BEGIN
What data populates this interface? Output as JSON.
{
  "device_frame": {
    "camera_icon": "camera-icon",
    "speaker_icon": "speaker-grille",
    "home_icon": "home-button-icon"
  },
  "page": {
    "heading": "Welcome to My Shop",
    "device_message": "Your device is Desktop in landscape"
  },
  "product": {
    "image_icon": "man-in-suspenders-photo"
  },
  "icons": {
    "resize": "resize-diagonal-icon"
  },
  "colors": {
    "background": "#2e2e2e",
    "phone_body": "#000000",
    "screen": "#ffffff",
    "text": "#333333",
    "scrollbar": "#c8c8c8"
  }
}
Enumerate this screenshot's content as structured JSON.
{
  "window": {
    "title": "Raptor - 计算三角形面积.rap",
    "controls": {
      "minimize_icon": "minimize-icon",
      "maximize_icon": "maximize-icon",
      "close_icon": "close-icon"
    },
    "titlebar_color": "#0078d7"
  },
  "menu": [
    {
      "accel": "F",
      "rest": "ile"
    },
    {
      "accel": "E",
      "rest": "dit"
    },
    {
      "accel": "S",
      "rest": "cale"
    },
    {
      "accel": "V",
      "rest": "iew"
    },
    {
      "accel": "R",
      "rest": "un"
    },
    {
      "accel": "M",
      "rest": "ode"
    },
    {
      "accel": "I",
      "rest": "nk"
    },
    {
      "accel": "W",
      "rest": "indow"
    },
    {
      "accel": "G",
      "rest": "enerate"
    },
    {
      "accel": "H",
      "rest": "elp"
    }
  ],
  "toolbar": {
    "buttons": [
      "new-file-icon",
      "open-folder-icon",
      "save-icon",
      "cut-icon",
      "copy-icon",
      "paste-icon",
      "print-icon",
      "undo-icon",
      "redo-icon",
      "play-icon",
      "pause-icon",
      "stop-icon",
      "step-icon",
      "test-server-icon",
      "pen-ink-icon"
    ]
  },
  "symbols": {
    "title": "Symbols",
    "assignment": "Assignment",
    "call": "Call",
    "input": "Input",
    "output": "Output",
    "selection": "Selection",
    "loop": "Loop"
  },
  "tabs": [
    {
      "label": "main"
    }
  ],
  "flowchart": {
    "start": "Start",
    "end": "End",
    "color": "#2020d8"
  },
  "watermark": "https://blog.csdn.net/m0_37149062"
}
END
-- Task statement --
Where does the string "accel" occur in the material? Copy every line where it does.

-- Response to this task --
      "accel": "F",
      "accel": "E",
      "accel": "S",
      "accel": "V",
      "accel": "R",
      "accel": "M",
      "accel": "I",
      "accel": "W",
      "accel": "G",
      "accel": "H",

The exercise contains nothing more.